# Problem to solve
Since only the written part is wanted, repeat the records exactly and omit the pictures.

--- Data shown Enclosed Below ---

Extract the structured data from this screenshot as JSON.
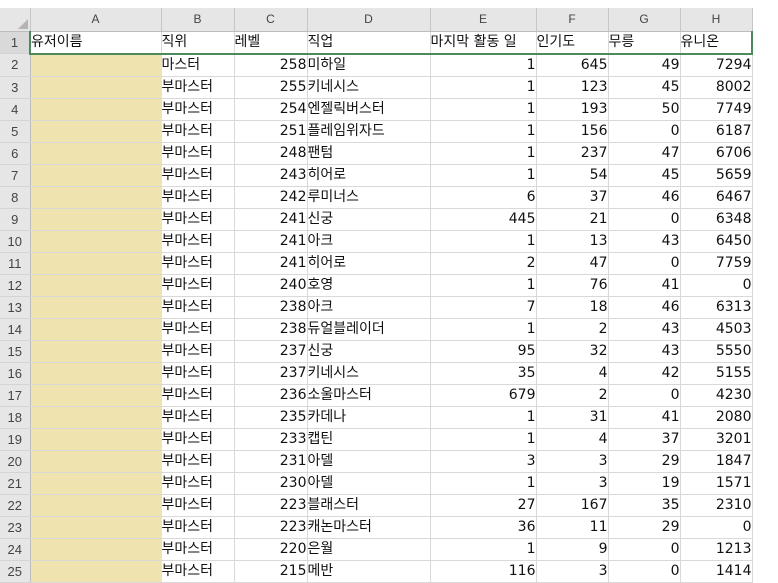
{
  "columns": [
    "A",
    "B",
    "C",
    "D",
    "E",
    "F",
    "G",
    "H"
  ],
  "header": [
    "유저이름",
    "직위",
    "레벨",
    "직업",
    "마지막 활동 일",
    "인기도",
    "무릉",
    "유니온"
  ],
  "rows": [
    {
      "n": "2",
      "v": [
        "",
        "마스터",
        "258",
        "미하일",
        "1",
        "645",
        "49",
        "7294"
      ]
    },
    {
      "n": "3",
      "v": [
        "",
        "부마스터",
        "255",
        "키네시스",
        "1",
        "123",
        "45",
        "8002"
      ]
    },
    {
      "n": "4",
      "v": [
        "",
        "부마스터",
        "254",
        "엔젤릭버스터",
        "1",
        "193",
        "50",
        "7749"
      ]
    },
    {
      "n": "5",
      "v": [
        "",
        "부마스터",
        "251",
        "플레임위자드",
        "1",
        "156",
        "0",
        "6187"
      ]
    },
    {
      "n": "6",
      "v": [
        "",
        "부마스터",
        "248",
        "팬텀",
        "1",
        "237",
        "47",
        "6706"
      ]
    },
    {
      "n": "7",
      "v": [
        "",
        "부마스터",
        "243",
        "히어로",
        "1",
        "54",
        "45",
        "5659"
      ]
    },
    {
      "n": "8",
      "v": [
        "",
        "부마스터",
        "242",
        "루미너스",
        "6",
        "37",
        "46",
        "6467"
      ]
    },
    {
      "n": "9",
      "v": [
        "",
        "부마스터",
        "241",
        "신궁",
        "445",
        "21",
        "0",
        "6348"
      ]
    },
    {
      "n": "10",
      "v": [
        "",
        "부마스터",
        "241",
        "아크",
        "1",
        "13",
        "43",
        "6450"
      ]
    },
    {
      "n": "11",
      "v": [
        "",
        "부마스터",
        "241",
        "히어로",
        "2",
        "47",
        "0",
        "7759"
      ]
    },
    {
      "n": "12",
      "v": [
        "",
        "부마스터",
        "240",
        "호영",
        "1",
        "76",
        "41",
        "0"
      ]
    },
    {
      "n": "13",
      "v": [
        "",
        "부마스터",
        "238",
        "아크",
        "7",
        "18",
        "46",
        "6313"
      ]
    },
    {
      "n": "14",
      "v": [
        "",
        "부마스터",
        "238",
        "듀얼블레이더",
        "1",
        "2",
        "43",
        "4503"
      ]
    },
    {
      "n": "15",
      "v": [
        "",
        "부마스터",
        "237",
        "신궁",
        "95",
        "32",
        "43",
        "5550"
      ]
    },
    {
      "n": "16",
      "v": [
        "",
        "부마스터",
        "237",
        "키네시스",
        "35",
        "4",
        "42",
        "5155"
      ]
    },
    {
      "n": "17",
      "v": [
        "",
        "부마스터",
        "236",
        "소울마스터",
        "679",
        "2",
        "0",
        "4230"
      ]
    },
    {
      "n": "18",
      "v": [
        "",
        "부마스터",
        "235",
        "카데나",
        "1",
        "31",
        "41",
        "2080"
      ]
    },
    {
      "n": "19",
      "v": [
        "",
        "부마스터",
        "233",
        "캡틴",
        "1",
        "4",
        "37",
        "3201"
      ]
    },
    {
      "n": "20",
      "v": [
        "",
        "부마스터",
        "231",
        "아델",
        "3",
        "3",
        "29",
        "1847"
      ]
    },
    {
      "n": "21",
      "v": [
        "",
        "부마스터",
        "230",
        "아델",
        "1",
        "3",
        "19",
        "1571"
      ]
    },
    {
      "n": "22",
      "v": [
        "",
        "부마스터",
        "223",
        "블래스터",
        "27",
        "167",
        "35",
        "2310"
      ]
    },
    {
      "n": "23",
      "v": [
        "",
        "부마스터",
        "223",
        "캐논마스터",
        "36",
        "11",
        "29",
        "0"
      ]
    },
    {
      "n": "24",
      "v": [
        "",
        "부마스터",
        "220",
        "은월",
        "1",
        "9",
        "0",
        "1213"
      ]
    },
    {
      "n": "25",
      "v": [
        "",
        "부마스터",
        "215",
        "메반",
        "116",
        "3",
        "0",
        "1414"
      ]
    }
  ],
  "colors": {
    "highlight_column_a": "#efe4b0",
    "header_bg": "#e6e6e6",
    "selection_border": "#4c8a5c"
  }
}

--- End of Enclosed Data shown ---

# Written reply
Extract the structured data from this screenshot as JSON.
{
  "columns": [
    "A",
    "B",
    "C",
    "D",
    "E",
    "F",
    "G",
    "H"
  ],
  "header": [
    "유저이름",
    "직위",
    "레벨",
    "직업",
    "마지막 활동 일",
    "인기도",
    "무릉",
    "유니온"
  ],
  "rows": [
    {
      "n": "2",
      "v": [
        "",
        "마스터",
        "258",
        "미하일",
        "1",
        "645",
        "49",
        "7294"
      ]
    },
    {
      "n": "3",
      "v": [
        "",
        "부마스터",
        "255",
        "키네시스",
        "1",
        "123",
        "45",
        "8002"
      ]
    },
    {
      "n": "4",
      "v": [
        "",
        "부마스터",
        "254",
        "엔젤릭버스터",
        "1",
        "193",
        "50",
        "7749"
      ]
    },
    {
      "n": "5",
      "v": [
        "",
        "부마스터",
        "251",
        "플레임위자드",
        "1",
        "156",
        "0",
        "6187"
      ]
    },
    {
      "n": "6",
      "v": [
        "",
        "부마스터",
        "248",
        "팬텀",
        "1",
        "237",
        "47",
        "6706"
      ]
    },
    {
      "n": "7",
      "v": [
        "",
        "부마스터",
        "243",
        "히어로",
        "1",
        "54",
        "45",
        "5659"
      ]
    },
    {
      "n": "8",
      "v": [
        "",
        "부마스터",
        "242",
        "루미너스",
        "6",
        "37",
        "46",
        "6467"
      ]
    },
    {
      "n": "9",
      "v": [
        "",
        "부마스터",
        "241",
        "신궁",
        "445",
        "21",
        "0",
        "6348"
      ]
    },
    {
      "n": "10",
      "v": [
        "",
        "부마스터",
        "241",
        "아크",
        "1",
        "13",
        "43",
        "6450"
      ]
    },
    {
      "n": "11",
      "v": [
        "",
        "부마스터",
        "241",
        "히어로",
        "2",
        "47",
        "0",
        "7759"
      ]
    },
    {
      "n": "12",
      "v": [
        "",
        "부마스터",
        "240",
        "호영",
        "1",
        "76",
        "41",
        "0"
      ]
    },
    {
      "n": "13",
      "v": [
        "",
        "부마스터",
        "238",
        "아크",
        "7",
        "18",
        "46",
        "6313"
      ]
    },
    {
      "n": "14",
      "v": [
        "",
        "부마스터",
        "238",
        "듀얼블레이더",
        "1",
        "2",
        "43",
        "4503"
      ]
    },
    {
      "n": "15",
      "v": [
        "",
        "부마스터",
        "237",
        "신궁",
        "95",
        "32",
        "43",
        "5550"
      ]
    },
    {
      "n": "16",
      "v": [
        "",
        "부마스터",
        "237",
        "키네시스",
        "35",
        "4",
        "42",
        "5155"
      ]
    },
    {
      "n": "17",
      "v": [
        "",
        "부마스터",
        "236",
        "소울마스터",
        "679",
        "2",
        "0",
        "4230"
      ]
    },
    {
      "n": "18",
      "v": [
        "",
        "부마스터",
        "235",
        "카데나",
        "1",
        "31",
        "41",
        "2080"
      ]
    },
    {
      "n": "19",
      "v": [
        "",
        "부마스터",
        "233",
        "캡틴",
        "1",
        "4",
        "37",
        "3201"
      ]
    },
    {
      "n": "20",
      "v": [
        "",
        "부마스터",
        "231",
        "아델",
        "3",
        "3",
        "29",
        "1847"
      ]
    },
    {
      "n": "21",
      "v": [
        "",
        "부마스터",
        "230",
        "아델",
        "1",
        "3",
        "19",
        "1571"
      ]
    },
    {
      "n": "22",
      "v": [
        "",
        "부마스터",
        "223",
        "블래스터",
        "27",
        "167",
        "35",
        "2310"
      ]
    },
    {
      "n": "23",
      "v": [
        "",
        "부마스터",
        "223",
        "캐논마스터",
        "36",
        "11",
        "29",
        "0"
      ]
    },
    {
      "n": "24",
      "v": [
        "",
        "부마스터",
        "220",
        "은월",
        "1",
        "9",
        "0",
        "1213"
      ]
    },
    {
      "n": "25",
      "v": [
        "",
        "부마스터",
        "215",
        "메반",
        "116",
        "3",
        "0",
        "1414"
      ]
    }
  ],
  "colors": {
    "highlight_column_a": "#efe4b0",
    "header_bg": "#e6e6e6",
    "selection_border": "#4c8a5c"
  }
}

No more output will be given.